There’s a lot of negative things to say about topical preaching, but I know two things: 1) Father’s Day will be one of the most searched terms today on the Internet, and 2) No matter what “topic” I begin with, before the sermon is over I will preach the Gospel.
“Father Abraham had many sons, many sons had Father Abraham.” So goes the old children’s song. While we recognize Abraham as the primogenitor of the Jewish nation, like any member our fallen race he was far from perfect. One danger of celebrating historic lives is that we elevate a person too high by never mentioning certain shortcomings or character flaws. Historians have to be careful in their presentation of certain figures, particularly the ones they like.
In Genesis 15 Abraham becomes the first person of faith in the Bible. God counts Abraham’s faith as righteousness, and the standard is set for the rest of scripture. Abraham was a person of faith, but he did not always make the right decisions. Even the faithful do not live a life without sin. (Try convincing the world of that one sometime.) Early in Genesis 12, God made His covenant with Abram that He would make of him a great nation. People that blessed him would be blessed. Then some time passed. Years had gone by between Genesis chapter 12 and chapter 15, but when Abram suggests a hired hand will inherit his possessions, God reassures him that this will not be his heir but his own son. Then it all gets a little Jerry Springer.

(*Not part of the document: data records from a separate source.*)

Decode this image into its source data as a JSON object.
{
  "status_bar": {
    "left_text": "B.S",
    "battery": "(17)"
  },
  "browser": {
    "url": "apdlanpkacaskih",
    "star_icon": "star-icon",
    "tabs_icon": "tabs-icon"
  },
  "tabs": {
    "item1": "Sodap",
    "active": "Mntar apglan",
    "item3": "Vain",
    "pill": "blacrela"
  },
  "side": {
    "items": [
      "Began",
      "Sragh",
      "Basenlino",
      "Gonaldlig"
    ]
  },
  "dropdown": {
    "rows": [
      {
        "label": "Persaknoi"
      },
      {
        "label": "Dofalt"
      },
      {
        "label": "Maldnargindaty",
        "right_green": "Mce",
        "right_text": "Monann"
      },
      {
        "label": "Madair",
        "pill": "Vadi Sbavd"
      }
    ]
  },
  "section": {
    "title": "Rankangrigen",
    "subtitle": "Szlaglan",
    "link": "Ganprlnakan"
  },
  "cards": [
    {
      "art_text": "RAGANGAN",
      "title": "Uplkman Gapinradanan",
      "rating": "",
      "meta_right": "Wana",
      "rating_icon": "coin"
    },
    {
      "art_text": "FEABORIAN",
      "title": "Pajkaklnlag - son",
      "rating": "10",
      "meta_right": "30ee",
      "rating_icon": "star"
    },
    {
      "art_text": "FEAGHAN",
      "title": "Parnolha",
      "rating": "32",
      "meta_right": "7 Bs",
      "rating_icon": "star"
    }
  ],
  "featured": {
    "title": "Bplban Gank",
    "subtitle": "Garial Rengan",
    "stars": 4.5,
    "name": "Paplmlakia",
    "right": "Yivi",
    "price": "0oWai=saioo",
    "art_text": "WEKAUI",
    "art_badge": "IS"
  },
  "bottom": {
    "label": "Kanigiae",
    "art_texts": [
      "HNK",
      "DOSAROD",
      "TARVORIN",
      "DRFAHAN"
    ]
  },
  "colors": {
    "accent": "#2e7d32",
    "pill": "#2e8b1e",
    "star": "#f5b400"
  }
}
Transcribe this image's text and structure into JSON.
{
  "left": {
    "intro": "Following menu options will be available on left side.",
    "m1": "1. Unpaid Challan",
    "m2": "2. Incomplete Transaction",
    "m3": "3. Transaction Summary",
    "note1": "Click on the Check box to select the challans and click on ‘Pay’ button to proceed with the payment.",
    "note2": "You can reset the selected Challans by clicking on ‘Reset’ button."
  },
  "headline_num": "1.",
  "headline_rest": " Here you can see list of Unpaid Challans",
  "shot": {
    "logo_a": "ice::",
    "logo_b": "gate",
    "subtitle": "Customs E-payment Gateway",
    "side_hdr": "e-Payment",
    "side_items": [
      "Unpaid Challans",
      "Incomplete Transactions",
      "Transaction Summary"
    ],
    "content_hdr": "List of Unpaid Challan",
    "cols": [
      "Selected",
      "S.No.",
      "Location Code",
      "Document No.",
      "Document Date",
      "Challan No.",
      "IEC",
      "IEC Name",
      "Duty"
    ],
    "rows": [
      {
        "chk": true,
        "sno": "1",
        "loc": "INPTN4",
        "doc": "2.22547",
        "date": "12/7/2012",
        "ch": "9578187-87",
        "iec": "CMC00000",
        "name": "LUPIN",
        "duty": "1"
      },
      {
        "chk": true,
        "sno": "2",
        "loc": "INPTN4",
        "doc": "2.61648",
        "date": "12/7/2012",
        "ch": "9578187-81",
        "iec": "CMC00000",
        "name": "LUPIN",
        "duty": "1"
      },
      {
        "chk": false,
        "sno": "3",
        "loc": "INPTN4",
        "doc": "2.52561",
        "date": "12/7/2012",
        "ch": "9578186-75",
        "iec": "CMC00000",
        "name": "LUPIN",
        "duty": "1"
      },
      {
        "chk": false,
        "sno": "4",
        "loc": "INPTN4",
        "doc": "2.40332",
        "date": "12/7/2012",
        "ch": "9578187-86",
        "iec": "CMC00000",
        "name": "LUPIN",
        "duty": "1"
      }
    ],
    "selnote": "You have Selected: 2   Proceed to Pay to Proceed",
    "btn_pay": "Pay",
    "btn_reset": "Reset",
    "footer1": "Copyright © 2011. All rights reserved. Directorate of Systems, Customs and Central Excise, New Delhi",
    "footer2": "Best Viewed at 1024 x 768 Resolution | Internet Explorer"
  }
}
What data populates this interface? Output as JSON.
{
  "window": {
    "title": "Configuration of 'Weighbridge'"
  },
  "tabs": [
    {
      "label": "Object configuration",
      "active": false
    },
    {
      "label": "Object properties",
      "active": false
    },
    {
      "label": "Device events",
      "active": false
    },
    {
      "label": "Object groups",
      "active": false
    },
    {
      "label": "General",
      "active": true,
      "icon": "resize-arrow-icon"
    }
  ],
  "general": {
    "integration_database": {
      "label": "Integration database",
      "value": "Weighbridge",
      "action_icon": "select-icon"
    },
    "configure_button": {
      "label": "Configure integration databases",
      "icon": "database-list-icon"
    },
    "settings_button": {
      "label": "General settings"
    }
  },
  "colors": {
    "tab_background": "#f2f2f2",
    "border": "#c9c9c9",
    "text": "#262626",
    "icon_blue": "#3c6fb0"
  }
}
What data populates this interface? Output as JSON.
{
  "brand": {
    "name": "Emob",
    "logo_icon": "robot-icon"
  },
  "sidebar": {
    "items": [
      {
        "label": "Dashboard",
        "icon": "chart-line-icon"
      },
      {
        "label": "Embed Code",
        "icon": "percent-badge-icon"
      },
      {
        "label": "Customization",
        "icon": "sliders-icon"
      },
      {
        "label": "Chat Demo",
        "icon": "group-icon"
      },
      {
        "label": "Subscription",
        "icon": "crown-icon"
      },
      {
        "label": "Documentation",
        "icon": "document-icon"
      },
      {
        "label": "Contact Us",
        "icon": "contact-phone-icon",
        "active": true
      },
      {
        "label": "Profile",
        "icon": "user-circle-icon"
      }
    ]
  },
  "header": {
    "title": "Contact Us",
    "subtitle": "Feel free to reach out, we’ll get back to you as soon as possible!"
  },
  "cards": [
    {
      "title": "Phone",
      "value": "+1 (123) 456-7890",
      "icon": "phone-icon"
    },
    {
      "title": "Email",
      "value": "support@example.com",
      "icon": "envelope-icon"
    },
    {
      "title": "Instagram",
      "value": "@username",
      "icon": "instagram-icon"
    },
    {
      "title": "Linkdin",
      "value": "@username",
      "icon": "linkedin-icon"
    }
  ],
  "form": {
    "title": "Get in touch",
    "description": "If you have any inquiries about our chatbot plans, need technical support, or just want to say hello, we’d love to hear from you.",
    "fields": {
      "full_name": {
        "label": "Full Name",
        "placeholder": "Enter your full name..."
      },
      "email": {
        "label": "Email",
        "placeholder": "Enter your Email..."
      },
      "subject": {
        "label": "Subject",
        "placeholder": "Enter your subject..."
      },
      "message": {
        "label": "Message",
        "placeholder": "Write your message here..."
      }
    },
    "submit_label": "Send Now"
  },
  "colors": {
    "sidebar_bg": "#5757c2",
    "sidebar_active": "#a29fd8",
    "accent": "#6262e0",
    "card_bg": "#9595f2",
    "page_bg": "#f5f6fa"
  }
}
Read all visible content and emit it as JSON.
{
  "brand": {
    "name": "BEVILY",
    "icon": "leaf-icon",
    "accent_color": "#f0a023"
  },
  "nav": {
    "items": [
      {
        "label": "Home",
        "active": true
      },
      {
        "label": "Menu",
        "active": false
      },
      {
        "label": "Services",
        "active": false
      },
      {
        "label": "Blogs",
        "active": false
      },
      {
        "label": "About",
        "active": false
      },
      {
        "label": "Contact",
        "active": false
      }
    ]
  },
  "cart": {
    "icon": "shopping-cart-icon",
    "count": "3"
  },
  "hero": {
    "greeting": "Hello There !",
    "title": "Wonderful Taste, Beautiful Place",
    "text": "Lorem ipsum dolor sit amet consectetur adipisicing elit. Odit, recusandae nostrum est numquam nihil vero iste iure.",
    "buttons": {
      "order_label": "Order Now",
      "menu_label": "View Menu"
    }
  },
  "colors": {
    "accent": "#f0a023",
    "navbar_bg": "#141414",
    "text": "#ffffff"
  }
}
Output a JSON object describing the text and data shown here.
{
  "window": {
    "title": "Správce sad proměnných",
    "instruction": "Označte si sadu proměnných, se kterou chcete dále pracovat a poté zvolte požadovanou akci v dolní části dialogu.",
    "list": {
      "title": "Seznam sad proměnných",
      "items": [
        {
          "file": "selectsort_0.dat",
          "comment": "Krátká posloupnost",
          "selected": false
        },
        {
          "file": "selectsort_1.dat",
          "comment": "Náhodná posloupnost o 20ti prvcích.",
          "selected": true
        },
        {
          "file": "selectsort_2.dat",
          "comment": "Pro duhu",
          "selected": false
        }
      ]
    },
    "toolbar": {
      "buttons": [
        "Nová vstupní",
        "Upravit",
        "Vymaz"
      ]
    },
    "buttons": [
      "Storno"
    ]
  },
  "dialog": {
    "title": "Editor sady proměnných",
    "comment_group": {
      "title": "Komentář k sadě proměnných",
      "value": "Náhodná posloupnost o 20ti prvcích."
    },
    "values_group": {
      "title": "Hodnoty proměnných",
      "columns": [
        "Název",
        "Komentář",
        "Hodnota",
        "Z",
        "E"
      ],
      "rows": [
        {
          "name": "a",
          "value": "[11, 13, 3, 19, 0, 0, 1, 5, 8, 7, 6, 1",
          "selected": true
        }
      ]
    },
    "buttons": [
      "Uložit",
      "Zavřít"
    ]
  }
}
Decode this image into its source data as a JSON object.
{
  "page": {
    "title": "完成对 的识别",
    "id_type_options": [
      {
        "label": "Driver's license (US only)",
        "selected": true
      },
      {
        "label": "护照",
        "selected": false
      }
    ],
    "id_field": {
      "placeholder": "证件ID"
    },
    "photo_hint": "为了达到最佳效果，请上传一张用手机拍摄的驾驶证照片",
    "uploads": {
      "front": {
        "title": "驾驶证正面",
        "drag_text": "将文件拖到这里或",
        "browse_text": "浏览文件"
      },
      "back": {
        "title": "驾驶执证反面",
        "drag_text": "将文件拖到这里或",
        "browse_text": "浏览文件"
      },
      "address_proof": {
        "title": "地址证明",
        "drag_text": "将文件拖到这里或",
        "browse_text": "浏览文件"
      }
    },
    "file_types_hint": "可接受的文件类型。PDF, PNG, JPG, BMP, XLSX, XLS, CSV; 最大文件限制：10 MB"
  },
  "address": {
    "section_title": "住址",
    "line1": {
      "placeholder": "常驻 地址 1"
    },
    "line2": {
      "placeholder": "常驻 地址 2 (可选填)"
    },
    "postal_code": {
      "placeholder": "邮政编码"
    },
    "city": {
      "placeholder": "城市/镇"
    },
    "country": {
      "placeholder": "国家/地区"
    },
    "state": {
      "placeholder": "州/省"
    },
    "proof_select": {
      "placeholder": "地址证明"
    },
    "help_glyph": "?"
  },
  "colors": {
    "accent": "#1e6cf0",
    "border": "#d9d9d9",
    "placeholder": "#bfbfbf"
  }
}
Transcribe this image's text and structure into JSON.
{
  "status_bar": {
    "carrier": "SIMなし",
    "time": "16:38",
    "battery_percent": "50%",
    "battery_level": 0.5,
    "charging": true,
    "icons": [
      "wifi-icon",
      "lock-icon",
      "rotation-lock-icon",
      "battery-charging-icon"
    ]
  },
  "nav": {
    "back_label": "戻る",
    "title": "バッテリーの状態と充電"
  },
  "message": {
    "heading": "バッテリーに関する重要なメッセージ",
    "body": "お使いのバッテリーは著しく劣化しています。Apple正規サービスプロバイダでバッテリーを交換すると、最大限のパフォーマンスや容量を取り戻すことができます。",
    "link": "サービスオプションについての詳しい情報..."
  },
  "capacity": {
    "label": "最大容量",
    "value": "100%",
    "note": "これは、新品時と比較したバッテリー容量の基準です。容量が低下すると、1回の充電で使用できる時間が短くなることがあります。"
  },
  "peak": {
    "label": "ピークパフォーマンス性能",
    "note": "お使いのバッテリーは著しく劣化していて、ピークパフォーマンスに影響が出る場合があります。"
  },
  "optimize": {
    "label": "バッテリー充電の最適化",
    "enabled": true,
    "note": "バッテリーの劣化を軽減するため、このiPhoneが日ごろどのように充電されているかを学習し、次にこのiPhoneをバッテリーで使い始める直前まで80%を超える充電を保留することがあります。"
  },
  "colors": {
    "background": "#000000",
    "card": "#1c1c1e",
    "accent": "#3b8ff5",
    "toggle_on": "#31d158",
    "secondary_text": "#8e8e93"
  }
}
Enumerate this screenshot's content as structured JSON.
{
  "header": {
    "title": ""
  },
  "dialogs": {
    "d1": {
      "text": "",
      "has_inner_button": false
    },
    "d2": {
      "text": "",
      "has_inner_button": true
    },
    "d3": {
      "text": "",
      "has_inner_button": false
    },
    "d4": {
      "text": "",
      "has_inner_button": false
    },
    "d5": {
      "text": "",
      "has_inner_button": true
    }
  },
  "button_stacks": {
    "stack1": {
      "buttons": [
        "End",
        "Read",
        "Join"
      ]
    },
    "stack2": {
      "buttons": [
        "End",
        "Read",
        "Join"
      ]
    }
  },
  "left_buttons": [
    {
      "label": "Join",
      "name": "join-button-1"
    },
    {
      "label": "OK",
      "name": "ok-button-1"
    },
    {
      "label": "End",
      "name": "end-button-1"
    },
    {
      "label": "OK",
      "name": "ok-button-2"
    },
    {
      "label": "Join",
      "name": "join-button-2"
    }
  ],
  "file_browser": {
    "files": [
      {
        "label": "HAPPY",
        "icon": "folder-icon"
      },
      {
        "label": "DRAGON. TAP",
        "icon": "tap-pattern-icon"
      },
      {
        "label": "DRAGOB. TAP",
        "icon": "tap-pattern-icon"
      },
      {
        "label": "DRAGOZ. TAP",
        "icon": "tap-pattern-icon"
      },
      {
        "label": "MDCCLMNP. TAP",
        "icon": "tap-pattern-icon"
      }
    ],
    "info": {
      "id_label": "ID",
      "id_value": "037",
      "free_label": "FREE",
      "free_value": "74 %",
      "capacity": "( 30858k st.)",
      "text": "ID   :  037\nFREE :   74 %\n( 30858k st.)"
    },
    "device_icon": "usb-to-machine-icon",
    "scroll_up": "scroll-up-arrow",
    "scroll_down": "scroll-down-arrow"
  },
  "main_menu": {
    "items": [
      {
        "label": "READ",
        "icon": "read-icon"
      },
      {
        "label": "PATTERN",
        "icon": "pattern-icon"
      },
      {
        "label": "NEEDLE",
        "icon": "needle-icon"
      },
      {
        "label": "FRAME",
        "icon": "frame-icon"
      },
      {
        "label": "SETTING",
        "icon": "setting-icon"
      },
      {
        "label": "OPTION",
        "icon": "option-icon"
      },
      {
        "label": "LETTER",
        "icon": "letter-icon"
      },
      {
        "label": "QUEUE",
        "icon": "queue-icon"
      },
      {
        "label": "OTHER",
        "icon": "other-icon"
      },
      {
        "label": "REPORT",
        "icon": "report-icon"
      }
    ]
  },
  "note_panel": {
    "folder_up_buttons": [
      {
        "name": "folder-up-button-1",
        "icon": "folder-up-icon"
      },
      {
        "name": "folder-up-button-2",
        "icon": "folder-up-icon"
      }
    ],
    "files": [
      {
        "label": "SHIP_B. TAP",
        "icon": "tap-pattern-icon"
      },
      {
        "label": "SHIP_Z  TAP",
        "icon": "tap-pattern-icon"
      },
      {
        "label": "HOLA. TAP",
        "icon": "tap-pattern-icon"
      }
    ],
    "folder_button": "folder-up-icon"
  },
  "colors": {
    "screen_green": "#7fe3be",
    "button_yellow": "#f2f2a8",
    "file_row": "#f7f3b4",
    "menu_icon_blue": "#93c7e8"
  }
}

Sarai sees that she and her husband are aging, and suggests that Abram give her children by way of her Egyptian handmaiden Hagar. There would have been nothing unusual about this given the culture of the time. It was, however, exactly what God said not to do. In Genesis 15 God told Abram his own son would be his heir, and in the very next chapter Abram, without protest, goes along with his wife’s hair-brained scheme. Incidentally, after Ishmael is born, and Sarai sees that Abram loves him, she has a fit of jealous hatred and blames Abram for coming up with such a wicked plan.
Abram (not yet Abraham) the man of faith, has acted unfaithfully. We then see God’s mercy act in two ways. First, he reminds Abram that Ishmael is not the son of promise and that he and Sarai will indeed have a son of their very own. Secondly, since Hagar’s son Ishmael is also a son of Abram, a great nation will be made of him as well. God is faithful to his word, despite the problems that will create for the nation of Israel down the road.
Abraham was faithful enough in believing God’s promises to sacrifice his son Isaac, and yet on two separate occasion lied about Sarah being his sister. He believed Isaac would be raised from the dead if that was God’s will, but did not seem to think God would protect him from those who might murder him in order to marry his wife. Nobody’s perfect. Which is where this sermon was going all along.
Abraham believed in God’s promise, yet he did follow God’s will perfectly. And that is the lesson. God used Abraham despite his inherent flaws. We are a fallen people living under the curse. Perfection is out of our grasp. Only our Heavenly Father is always just, patient, loving, and forgives to 70 times 7. The best that fathers (and mothers, grandparents, sons and daughters) can hope to do is emulate the good examples we have before us, and trust in God’s grace for the rest.